There are really important roads that we've done with them as well. The Toonumbar Dam road is a really important tourism road for Kyogle. The Culmaran Creek Road is really important for commerce there. Vitasoy—Deputy Speaker, you might be interested to know there's a company in my region called Mara Global Foods, and they supply 80 per cent of Vitasoy's soy. They need an upgrade of a road for their processing plant, and we were happy to invest, with the council, to fix that. Because what was it about? It was about jobs. It's about jobs and it's about the health of our local economy.

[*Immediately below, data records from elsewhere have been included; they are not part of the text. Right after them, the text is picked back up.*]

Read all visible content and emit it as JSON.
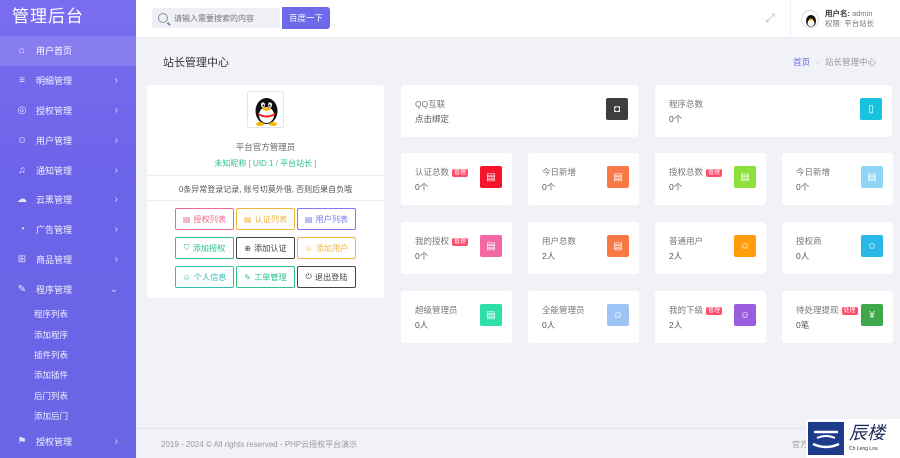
{
  "sidebar": {
    "brand": "管理后台",
    "items": [
      {
        "label": "用户首页",
        "icon": "home-icon",
        "glyph": "⌂",
        "active": true,
        "arrow": ""
      },
      {
        "label": "明细管理",
        "icon": "list-icon",
        "glyph": "≡",
        "active": false,
        "arrow": "›"
      },
      {
        "label": "授权管理",
        "icon": "shield-icon",
        "glyph": "◎",
        "active": false,
        "arrow": "›"
      },
      {
        "label": "用户管理",
        "icon": "user-icon",
        "glyph": "☺",
        "active": false,
        "arrow": "›"
      },
      {
        "label": "通知管理",
        "icon": "bell-icon",
        "glyph": "♫",
        "active": false,
        "arrow": "›"
      },
      {
        "label": "云黑管理",
        "icon": "cloud-icon",
        "glyph": "☁",
        "active": false,
        "arrow": "›"
      },
      {
        "label": "广告管理",
        "icon": "bullhorn-icon",
        "glyph": "◔",
        "active": false,
        "arrow": "›"
      },
      {
        "label": "商品管理",
        "icon": "cart-icon",
        "glyph": "⊞",
        "active": false,
        "arrow": "›"
      },
      {
        "label": "程序管理",
        "icon": "edit-icon",
        "glyph": "✎",
        "active": false,
        "arrow": "⌄"
      }
    ],
    "subitems": [
      "程序列表",
      "添加程序",
      "插件列表",
      "添加插件",
      "后门列表",
      "添加后门"
    ],
    "last_item": {
      "label": "授权管理",
      "icon": "flag-icon",
      "glyph": "⚑",
      "arrow": "›"
    }
  },
  "header": {
    "search_placeholder": "请输入需要搜索的内容",
    "search_button": "百度一下",
    "expand_glyph": "⤢",
    "user_name_label": "用户名:",
    "user_name": "admin",
    "user_role": "权限: 平台站长"
  },
  "page": {
    "title": "站长管理中心",
    "breadcrumb_home": "首页",
    "breadcrumb_sep": "›",
    "breadcrumb_current": "站长管理中心"
  },
  "profile": {
    "name": "平台官方管理员",
    "sub": "未知昵称 [ UID:1 / 平台站长 ]",
    "notice": "0条异常登录记录, 账号切莫外借, 否则后果自负哦",
    "buttons": [
      {
        "label": "授权列表",
        "glyph": "▤",
        "color": "#f06a8c",
        "name": "auth-list-button"
      },
      {
        "label": "认证列表",
        "glyph": "▤",
        "color": "#f3b43c",
        "name": "cert-list-button"
      },
      {
        "label": "用户列表",
        "glyph": "▤",
        "color": "#7f79ee",
        "name": "user-list-button"
      },
      {
        "label": "添加授权",
        "glyph": "⛉",
        "color": "#2ec28a",
        "name": "add-auth-button"
      },
      {
        "label": "添加认证",
        "glyph": "⊕",
        "color": "#444444",
        "name": "add-cert-button"
      },
      {
        "label": "添加用户",
        "glyph": "☺",
        "color": "#f3b43c",
        "name": "add-user-button"
      },
      {
        "label": "个人信息",
        "glyph": "☺",
        "color": "#2ec2b4",
        "name": "profile-info-button"
      },
      {
        "label": "工单管理",
        "glyph": "✎",
        "color": "#2ec28a",
        "name": "ticket-button"
      },
      {
        "label": "退出登陆",
        "glyph": "⏻",
        "color": "#444444",
        "name": "logout-button"
      }
    ]
  },
  "cards": [
    {
      "title": "QQ互联",
      "tag": "",
      "value": "点击绑定",
      "color": "#3e3e3e",
      "glyph": "◘",
      "icon": "qq-icon"
    },
    {
      "title": "程序总数",
      "tag": "",
      "value": "0个",
      "color": "#18c3e0",
      "glyph": "▯",
      "icon": "mobile-icon"
    },
    {
      "title": "认证总数",
      "tag": "管理",
      "value": "0个",
      "color": "#f5142e",
      "glyph": "▤",
      "icon": "file-icon"
    },
    {
      "title": "今日新增",
      "tag": "",
      "value": "0个",
      "color": "#f97946",
      "glyph": "▤",
      "icon": "file-icon"
    },
    {
      "title": "授权总数",
      "tag": "管理",
      "value": "0个",
      "color": "#8ee13c",
      "glyph": "▤",
      "icon": "file-icon"
    },
    {
      "title": "今日新增",
      "tag": "",
      "value": "0个",
      "color": "#8fd4f5",
      "glyph": "▤",
      "icon": "file-icon"
    },
    {
      "title": "我的授权",
      "tag": "管理",
      "value": "0个",
      "color": "#f268a4",
      "glyph": "▤",
      "icon": "file-icon"
    },
    {
      "title": "用户总数",
      "tag": "",
      "value": "2人",
      "color": "#f97946",
      "glyph": "▤",
      "icon": "file-icon"
    },
    {
      "title": "普通用户",
      "tag": "",
      "value": "2人",
      "color": "#ff9d0a",
      "glyph": "☺",
      "icon": "user-icon"
    },
    {
      "title": "授权商",
      "tag": "",
      "value": "0人",
      "color": "#29b6e8",
      "glyph": "☺",
      "icon": "user-icon"
    },
    {
      "title": "超级管理员",
      "tag": "",
      "value": "0人",
      "color": "#2ee0a8",
      "glyph": "▤",
      "icon": "file-icon"
    },
    {
      "title": "全能管理员",
      "tag": "",
      "value": "0人",
      "color": "#9ec4f5",
      "glyph": "☺",
      "icon": "user-icon"
    },
    {
      "title": "我的下级",
      "tag": "管理",
      "value": "2人",
      "color": "#9b5de0",
      "glyph": "☺",
      "icon": "user-icon"
    },
    {
      "title": "待处理提现",
      "tag": "处理",
      "value": "0笔",
      "color": "#3ea84a",
      "glyph": "¥",
      "icon": "yen-icon"
    }
  ],
  "footer": {
    "copyright": "2019 - 2024 © All rights reserved - PHP云授权平台演示",
    "right": "官方"
  },
  "watermark": {
    "big": "辰楼",
    "small": "Ch Leng Lou"
  }
}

Let's move over to Lismore. Lismore is a great sporting town. Why is upgrading sporting events important? It is not just for locals to have good facilities on a Saturday; it also brings sports tourism. For just 300 grand we co-invested with the local Far North Coast Hockey Inc and we got a second field. What has that meant? It's an international standard field and, since then, we've been able to bring a number of national tournaments to Lismore, like the under-21s national tournament and the seniors national tournament. This is bringing hundreds of people to Lismore and the surrounds for not just a day or two but for two weeks in some cases—a great economic boon. It's the type of infrastructure that we focus on because it's the type of infrastructure that supports the local economy. We are upgrading a local sporting complex, Oakes Oval and Crozier Field, which is a rectangular field and an oval. They're international standard. We're spending $14 million there. Why? Because we're going to attract the best of all the codes and we're going to attract those types of events to our community. Again, it's about economic activity and bringing those people and that money to our local town.
Norco—I'm sure you've heard of it, Deputy Speaker, and I encourage the new shadow minister to meet Norco. Norco is a local dairy co-op, in my region. They have an ice cream factory in Lismore. They're a very good brand. A new brand they've got is Hinterland, which they've just marketed. They're a very important employer in Lismore. We have co-invested with them $15 million each to upgrade that ice cream factory to be world class. And that is very important for the hundreds of jobs in our region and the hundreds of jobs in that dairy processor.
Casino—Deputy Speaker, I know you're a Queenslander, so we'll probably disagree here. To the shadow minister: Casino is the beef capital of the world, member for Chifley. Do not believe that it is Rockhampton.